§ **Task goal**:
Count the lines below that include the word "Datos" and write that number alone.

§ **Page and application data records**:
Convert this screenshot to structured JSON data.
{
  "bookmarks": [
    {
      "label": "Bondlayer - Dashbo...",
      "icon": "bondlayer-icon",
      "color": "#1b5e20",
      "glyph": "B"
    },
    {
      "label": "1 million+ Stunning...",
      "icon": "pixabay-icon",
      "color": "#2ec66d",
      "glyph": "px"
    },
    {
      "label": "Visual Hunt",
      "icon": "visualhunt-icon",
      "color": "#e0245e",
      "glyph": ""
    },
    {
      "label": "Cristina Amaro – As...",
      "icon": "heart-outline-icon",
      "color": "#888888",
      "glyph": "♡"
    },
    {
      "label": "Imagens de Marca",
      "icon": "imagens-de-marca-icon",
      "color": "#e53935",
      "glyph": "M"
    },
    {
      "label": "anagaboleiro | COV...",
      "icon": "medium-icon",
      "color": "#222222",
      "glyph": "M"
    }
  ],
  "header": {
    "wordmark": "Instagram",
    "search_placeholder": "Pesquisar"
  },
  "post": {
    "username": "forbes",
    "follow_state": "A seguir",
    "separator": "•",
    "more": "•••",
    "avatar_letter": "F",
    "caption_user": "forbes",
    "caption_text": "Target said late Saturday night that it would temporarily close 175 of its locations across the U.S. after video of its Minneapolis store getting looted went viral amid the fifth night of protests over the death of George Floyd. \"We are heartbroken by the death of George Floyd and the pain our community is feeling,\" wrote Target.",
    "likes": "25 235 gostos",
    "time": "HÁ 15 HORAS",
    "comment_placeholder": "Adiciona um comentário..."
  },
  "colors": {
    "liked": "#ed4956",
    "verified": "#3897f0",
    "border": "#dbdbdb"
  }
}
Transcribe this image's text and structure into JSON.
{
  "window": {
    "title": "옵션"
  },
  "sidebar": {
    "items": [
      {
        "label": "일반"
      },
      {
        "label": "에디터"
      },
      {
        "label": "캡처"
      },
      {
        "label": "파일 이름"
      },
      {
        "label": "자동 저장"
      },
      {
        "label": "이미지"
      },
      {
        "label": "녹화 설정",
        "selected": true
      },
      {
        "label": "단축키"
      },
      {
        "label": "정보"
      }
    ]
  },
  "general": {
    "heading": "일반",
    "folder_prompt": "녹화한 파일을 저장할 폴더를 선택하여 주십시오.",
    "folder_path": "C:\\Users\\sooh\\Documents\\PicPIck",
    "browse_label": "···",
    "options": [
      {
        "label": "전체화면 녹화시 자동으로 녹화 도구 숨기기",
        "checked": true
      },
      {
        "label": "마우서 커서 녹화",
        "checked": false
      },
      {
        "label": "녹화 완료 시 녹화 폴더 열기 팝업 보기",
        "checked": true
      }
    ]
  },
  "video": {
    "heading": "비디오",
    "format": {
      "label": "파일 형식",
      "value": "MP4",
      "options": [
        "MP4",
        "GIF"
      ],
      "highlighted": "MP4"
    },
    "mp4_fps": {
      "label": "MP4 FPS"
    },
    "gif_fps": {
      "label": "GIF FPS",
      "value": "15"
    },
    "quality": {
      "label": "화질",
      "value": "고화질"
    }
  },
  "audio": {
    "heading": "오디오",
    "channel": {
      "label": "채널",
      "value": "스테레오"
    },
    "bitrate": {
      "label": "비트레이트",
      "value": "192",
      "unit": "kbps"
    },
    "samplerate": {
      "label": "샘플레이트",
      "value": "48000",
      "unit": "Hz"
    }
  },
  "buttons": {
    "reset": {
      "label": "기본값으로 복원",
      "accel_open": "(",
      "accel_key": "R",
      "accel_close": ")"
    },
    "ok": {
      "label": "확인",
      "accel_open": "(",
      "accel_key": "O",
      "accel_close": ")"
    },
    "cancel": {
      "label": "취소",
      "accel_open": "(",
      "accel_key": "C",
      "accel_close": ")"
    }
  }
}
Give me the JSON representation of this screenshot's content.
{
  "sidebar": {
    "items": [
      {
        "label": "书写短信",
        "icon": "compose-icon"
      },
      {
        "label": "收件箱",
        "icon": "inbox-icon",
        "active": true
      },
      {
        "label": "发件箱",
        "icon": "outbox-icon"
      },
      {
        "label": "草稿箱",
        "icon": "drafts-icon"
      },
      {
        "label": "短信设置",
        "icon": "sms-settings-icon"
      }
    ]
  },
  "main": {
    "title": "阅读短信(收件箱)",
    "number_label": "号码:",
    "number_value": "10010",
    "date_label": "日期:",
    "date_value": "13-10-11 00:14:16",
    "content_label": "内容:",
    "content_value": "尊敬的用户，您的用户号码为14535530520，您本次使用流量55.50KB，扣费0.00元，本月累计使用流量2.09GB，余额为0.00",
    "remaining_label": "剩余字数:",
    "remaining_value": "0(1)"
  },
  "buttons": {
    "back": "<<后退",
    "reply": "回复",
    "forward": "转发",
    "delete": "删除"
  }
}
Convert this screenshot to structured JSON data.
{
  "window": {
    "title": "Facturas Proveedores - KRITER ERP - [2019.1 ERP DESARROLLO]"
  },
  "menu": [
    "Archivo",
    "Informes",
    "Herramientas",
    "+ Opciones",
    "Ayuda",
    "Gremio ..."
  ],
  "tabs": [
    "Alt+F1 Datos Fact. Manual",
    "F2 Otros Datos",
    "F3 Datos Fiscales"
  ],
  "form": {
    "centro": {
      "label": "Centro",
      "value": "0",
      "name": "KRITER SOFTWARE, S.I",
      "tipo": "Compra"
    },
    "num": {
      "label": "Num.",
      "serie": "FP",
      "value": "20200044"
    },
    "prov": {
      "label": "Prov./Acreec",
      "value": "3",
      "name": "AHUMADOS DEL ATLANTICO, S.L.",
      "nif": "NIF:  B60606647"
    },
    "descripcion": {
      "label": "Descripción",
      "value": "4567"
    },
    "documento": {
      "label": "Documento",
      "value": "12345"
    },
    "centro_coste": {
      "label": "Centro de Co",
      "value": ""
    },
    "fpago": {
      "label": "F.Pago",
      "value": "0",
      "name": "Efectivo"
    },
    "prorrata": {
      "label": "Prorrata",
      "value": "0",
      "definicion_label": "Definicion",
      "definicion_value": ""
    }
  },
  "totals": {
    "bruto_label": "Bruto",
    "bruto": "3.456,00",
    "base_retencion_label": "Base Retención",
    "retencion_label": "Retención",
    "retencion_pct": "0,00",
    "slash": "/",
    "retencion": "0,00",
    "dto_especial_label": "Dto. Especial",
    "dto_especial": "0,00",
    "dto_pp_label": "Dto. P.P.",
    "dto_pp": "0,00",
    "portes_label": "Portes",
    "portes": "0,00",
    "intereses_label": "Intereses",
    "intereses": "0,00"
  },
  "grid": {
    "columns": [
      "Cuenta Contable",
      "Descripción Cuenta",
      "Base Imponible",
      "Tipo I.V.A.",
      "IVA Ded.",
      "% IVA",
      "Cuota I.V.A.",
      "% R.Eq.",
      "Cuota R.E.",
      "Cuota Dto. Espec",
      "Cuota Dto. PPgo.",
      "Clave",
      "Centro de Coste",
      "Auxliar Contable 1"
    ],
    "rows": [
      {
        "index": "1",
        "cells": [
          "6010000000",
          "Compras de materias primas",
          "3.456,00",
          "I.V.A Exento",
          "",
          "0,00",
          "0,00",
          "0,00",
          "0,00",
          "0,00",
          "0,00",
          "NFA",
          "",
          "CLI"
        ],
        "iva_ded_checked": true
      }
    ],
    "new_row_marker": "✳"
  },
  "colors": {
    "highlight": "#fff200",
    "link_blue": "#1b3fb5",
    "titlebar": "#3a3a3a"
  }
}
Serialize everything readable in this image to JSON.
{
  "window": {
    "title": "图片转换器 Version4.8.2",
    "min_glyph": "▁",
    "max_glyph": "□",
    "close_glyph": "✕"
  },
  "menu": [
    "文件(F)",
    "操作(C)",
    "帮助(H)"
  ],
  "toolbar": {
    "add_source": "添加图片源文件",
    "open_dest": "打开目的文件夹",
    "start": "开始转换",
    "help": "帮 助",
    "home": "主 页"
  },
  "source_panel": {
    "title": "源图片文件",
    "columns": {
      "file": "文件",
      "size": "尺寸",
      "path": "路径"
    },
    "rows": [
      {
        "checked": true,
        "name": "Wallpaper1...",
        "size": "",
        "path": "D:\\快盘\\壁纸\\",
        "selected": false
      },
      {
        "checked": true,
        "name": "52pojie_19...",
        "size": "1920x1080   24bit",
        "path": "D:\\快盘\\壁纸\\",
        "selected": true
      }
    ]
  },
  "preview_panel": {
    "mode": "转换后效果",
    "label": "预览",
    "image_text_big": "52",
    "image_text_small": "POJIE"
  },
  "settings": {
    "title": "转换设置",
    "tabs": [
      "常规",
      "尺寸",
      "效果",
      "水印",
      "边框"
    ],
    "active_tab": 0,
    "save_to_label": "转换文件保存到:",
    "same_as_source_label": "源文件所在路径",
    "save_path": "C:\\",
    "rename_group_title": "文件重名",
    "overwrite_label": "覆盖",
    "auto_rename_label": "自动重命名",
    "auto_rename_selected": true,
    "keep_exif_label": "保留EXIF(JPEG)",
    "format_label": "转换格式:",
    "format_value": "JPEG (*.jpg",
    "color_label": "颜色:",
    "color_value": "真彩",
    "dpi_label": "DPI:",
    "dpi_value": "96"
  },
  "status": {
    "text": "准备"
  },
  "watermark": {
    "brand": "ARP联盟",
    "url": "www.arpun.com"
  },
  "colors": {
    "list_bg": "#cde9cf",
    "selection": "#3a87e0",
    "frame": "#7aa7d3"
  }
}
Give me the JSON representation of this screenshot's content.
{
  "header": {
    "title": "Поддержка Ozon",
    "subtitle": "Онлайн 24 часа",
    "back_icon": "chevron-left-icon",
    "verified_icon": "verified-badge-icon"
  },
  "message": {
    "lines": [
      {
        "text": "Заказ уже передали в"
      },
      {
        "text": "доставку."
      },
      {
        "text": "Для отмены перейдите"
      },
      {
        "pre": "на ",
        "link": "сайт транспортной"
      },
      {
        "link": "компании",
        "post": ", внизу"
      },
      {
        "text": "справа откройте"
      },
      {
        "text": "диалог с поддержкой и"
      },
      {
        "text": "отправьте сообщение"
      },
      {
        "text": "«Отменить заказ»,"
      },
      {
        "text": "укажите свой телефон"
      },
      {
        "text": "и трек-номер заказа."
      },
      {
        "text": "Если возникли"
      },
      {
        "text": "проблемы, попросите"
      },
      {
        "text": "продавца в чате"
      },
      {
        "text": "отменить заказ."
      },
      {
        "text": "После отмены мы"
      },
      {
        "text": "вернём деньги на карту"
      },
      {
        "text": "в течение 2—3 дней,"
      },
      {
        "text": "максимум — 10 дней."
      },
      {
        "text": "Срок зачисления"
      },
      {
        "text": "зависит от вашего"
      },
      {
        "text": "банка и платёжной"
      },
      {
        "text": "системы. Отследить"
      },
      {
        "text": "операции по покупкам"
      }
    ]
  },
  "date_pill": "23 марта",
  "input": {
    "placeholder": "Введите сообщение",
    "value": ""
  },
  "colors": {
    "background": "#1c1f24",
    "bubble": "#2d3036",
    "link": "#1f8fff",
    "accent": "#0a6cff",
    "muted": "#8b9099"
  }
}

§ **Result**:
3